Exercise requirements | Go through the records and show each line where the word "content" occurs.

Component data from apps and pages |

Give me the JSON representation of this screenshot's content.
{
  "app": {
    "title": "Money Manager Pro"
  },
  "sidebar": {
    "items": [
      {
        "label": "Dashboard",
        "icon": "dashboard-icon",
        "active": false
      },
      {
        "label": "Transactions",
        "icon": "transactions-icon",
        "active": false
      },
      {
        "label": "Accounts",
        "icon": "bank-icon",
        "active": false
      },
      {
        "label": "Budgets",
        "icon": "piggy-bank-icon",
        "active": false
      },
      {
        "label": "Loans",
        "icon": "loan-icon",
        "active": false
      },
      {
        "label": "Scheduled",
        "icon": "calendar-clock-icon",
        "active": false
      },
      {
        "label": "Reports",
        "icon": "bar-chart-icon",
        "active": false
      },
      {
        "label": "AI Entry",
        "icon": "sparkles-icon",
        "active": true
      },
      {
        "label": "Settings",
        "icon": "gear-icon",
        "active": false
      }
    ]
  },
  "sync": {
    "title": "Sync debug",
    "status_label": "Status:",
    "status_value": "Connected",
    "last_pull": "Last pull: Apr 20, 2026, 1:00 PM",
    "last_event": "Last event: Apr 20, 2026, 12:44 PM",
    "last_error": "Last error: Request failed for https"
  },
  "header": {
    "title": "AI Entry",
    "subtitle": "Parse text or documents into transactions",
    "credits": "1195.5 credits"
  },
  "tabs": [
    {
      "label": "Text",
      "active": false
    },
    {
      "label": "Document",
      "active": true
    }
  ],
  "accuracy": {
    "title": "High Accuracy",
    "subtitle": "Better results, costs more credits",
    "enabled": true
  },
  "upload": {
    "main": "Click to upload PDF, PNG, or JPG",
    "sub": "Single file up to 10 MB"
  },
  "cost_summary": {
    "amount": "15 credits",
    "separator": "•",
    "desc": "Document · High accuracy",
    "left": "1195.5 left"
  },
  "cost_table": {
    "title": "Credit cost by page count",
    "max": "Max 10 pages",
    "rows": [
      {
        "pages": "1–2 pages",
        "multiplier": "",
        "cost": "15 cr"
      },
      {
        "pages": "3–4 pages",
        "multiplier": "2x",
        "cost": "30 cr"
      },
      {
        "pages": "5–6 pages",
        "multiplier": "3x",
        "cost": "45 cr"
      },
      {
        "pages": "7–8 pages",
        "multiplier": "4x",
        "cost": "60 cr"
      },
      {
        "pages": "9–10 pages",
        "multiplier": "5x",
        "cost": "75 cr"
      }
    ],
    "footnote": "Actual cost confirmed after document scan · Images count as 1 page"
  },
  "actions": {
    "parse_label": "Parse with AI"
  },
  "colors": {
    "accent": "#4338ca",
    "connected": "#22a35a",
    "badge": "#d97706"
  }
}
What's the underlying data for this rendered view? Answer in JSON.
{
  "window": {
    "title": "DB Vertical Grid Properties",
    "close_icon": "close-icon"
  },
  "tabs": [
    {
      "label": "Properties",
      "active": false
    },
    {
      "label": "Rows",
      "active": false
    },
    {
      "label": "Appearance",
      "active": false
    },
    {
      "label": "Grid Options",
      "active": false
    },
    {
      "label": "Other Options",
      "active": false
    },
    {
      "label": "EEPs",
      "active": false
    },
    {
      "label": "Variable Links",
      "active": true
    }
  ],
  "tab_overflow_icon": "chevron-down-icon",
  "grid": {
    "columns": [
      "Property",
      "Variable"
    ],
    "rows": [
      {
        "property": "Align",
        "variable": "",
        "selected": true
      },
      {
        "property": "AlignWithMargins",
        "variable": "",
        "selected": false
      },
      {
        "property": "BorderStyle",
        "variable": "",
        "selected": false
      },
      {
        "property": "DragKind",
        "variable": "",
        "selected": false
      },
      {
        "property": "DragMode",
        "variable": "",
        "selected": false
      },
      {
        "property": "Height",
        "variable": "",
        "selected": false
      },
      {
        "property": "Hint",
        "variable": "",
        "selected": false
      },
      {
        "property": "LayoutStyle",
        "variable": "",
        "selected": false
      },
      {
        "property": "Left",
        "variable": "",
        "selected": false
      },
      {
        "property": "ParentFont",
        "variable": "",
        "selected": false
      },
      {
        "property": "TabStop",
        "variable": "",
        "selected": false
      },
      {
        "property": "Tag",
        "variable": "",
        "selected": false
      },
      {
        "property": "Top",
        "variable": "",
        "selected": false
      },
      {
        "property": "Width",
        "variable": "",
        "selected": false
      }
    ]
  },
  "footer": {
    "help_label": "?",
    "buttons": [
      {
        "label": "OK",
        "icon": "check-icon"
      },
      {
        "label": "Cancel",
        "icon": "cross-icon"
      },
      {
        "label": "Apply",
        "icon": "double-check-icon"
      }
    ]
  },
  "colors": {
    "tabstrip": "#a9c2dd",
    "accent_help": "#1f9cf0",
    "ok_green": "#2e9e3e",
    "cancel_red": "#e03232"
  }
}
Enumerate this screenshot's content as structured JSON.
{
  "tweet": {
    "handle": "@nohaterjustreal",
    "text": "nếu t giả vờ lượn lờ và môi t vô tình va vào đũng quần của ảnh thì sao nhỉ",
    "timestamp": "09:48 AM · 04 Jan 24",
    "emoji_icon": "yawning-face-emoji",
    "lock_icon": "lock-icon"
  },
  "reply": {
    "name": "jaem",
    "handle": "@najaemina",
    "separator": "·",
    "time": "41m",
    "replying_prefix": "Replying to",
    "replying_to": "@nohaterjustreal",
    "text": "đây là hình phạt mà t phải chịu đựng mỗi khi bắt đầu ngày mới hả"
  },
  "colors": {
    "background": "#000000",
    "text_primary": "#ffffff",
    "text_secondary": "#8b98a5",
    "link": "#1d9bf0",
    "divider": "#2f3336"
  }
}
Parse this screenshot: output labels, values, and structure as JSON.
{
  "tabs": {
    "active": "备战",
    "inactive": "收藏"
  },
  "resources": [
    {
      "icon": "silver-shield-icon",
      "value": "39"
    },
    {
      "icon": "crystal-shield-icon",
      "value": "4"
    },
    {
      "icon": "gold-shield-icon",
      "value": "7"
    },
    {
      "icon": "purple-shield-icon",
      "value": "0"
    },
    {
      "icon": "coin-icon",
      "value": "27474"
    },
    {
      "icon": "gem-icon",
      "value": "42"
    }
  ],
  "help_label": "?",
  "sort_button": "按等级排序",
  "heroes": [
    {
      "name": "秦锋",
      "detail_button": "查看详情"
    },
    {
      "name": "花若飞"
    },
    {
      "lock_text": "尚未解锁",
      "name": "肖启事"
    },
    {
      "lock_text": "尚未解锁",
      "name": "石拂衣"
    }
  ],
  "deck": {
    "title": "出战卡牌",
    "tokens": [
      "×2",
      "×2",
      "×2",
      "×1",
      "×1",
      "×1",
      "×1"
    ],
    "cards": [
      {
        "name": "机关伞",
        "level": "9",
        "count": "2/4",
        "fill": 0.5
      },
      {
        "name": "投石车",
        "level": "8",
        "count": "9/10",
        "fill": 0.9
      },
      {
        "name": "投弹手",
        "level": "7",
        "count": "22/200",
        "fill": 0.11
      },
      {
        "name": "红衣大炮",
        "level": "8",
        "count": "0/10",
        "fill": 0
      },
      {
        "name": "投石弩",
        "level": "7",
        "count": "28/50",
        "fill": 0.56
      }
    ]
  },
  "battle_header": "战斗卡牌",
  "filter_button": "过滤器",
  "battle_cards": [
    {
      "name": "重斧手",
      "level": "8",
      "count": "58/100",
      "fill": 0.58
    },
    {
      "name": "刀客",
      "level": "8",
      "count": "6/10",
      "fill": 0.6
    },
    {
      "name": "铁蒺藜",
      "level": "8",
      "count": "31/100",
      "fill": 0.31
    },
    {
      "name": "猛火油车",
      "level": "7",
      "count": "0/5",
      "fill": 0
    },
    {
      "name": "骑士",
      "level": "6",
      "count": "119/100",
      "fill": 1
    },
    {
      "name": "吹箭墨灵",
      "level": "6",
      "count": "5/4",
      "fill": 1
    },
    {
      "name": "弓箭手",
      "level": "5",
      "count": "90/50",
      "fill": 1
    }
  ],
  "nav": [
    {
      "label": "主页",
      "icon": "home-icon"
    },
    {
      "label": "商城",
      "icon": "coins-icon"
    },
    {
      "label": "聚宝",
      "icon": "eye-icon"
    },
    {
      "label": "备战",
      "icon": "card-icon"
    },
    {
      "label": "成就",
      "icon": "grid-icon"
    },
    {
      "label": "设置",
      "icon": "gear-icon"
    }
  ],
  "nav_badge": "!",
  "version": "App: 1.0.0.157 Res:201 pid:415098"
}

Your response |
Give me the JSON representation of this screenshot's content.
Enumerate this screenshot's content as structured JSON.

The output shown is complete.